## What the task requires:
For every line in the data below that contains "chevron", copy the line.
== Information shown
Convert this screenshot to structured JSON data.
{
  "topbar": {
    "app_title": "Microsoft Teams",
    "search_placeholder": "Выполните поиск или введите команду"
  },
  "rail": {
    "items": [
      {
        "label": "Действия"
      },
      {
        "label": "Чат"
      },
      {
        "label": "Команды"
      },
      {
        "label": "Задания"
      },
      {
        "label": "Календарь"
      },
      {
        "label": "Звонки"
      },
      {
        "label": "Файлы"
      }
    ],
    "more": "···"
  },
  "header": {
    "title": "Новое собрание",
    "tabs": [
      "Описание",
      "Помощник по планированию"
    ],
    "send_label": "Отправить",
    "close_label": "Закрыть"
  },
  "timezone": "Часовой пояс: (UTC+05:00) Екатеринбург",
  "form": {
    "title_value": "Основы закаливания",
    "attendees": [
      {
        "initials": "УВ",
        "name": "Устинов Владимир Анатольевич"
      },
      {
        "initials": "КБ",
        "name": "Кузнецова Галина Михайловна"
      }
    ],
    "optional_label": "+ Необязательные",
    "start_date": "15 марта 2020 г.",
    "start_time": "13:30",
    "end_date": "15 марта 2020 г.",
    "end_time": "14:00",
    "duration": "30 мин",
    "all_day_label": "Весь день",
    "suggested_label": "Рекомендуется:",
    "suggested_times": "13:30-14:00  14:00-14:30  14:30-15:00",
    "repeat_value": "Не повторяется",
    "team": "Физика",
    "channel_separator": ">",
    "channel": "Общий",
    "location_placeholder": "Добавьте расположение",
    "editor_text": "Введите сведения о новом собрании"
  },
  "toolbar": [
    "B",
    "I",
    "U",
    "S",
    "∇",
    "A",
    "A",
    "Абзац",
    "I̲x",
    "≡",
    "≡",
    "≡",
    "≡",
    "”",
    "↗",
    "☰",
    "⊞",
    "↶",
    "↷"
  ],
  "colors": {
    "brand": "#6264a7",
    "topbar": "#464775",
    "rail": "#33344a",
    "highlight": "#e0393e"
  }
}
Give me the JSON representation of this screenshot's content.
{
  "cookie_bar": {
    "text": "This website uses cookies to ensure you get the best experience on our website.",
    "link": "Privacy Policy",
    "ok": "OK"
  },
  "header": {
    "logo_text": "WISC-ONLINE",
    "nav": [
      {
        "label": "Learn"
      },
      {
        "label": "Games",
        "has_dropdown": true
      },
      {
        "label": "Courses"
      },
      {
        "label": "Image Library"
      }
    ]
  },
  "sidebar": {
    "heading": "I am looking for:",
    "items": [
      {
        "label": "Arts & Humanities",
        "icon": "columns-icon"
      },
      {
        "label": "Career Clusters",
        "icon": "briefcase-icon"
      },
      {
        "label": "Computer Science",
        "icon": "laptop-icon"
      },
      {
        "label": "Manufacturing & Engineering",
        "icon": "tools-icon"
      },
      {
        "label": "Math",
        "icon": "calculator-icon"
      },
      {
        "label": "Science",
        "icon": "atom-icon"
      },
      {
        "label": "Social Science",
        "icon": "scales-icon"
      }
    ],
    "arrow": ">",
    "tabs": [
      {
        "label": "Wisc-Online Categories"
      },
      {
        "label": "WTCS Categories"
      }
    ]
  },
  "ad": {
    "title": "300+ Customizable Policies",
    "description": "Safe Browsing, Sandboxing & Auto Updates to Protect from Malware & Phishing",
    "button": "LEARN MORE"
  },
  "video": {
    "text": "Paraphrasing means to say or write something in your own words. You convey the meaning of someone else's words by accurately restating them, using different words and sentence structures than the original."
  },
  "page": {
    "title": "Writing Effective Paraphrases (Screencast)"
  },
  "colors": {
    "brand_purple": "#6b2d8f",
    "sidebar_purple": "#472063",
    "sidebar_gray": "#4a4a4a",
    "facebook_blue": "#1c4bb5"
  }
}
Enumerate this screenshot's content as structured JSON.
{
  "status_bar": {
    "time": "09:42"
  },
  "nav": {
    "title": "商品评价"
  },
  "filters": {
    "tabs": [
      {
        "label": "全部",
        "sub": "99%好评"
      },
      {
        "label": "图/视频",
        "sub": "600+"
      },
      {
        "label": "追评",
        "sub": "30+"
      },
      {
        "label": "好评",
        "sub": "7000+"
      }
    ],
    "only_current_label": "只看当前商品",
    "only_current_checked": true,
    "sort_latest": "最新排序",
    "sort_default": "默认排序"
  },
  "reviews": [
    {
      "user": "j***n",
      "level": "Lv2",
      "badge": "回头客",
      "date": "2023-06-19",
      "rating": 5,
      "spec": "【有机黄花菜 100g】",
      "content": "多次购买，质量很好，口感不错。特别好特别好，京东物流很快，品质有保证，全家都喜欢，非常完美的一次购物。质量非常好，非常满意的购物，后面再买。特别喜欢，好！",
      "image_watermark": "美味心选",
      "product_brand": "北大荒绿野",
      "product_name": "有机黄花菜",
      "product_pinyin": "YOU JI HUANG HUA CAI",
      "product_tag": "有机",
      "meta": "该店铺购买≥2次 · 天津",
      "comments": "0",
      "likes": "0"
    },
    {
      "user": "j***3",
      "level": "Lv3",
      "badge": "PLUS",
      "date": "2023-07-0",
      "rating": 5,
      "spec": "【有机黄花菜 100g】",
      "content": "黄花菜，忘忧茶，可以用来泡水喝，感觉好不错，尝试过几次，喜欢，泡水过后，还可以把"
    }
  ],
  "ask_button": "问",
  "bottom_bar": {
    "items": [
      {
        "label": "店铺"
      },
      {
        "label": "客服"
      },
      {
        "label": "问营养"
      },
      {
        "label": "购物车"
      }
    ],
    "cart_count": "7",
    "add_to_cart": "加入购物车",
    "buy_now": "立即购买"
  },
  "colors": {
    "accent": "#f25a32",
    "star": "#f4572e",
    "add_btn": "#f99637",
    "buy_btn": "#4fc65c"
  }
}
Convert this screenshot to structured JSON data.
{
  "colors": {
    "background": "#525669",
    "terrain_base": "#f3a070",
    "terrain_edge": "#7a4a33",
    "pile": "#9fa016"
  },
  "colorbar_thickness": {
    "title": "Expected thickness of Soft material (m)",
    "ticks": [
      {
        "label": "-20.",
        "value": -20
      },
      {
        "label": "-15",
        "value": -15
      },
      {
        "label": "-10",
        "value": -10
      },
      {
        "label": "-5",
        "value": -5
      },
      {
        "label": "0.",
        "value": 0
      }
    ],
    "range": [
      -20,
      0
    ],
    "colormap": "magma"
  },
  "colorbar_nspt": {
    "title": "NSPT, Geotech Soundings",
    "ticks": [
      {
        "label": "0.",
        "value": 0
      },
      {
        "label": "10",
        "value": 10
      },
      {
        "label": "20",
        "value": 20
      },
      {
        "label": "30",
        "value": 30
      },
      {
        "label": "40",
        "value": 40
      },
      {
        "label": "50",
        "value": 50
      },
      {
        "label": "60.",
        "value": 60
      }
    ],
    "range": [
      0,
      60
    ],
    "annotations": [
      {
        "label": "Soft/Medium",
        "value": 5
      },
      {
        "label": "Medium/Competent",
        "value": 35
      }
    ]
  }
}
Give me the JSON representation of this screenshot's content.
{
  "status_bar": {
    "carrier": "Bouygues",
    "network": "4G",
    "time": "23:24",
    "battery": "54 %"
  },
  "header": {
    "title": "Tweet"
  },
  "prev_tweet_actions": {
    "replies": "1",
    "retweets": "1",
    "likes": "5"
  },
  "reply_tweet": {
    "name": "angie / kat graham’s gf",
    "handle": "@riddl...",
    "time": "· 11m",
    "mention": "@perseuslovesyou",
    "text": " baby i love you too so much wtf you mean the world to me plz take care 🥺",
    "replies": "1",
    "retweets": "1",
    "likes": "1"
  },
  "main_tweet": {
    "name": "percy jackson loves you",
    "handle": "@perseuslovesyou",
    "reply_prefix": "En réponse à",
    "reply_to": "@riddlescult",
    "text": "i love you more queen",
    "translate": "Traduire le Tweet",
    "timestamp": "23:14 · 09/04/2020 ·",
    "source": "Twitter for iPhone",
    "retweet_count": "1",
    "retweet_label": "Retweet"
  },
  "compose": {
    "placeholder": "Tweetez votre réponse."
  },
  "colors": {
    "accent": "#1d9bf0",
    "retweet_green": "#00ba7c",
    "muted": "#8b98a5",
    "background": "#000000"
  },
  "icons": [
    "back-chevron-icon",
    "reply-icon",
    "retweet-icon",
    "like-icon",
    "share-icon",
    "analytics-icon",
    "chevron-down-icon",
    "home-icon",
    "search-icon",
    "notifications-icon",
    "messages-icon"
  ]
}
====
## Worked solution:
    "back-chevron-icon",
    "chevron-down-icon",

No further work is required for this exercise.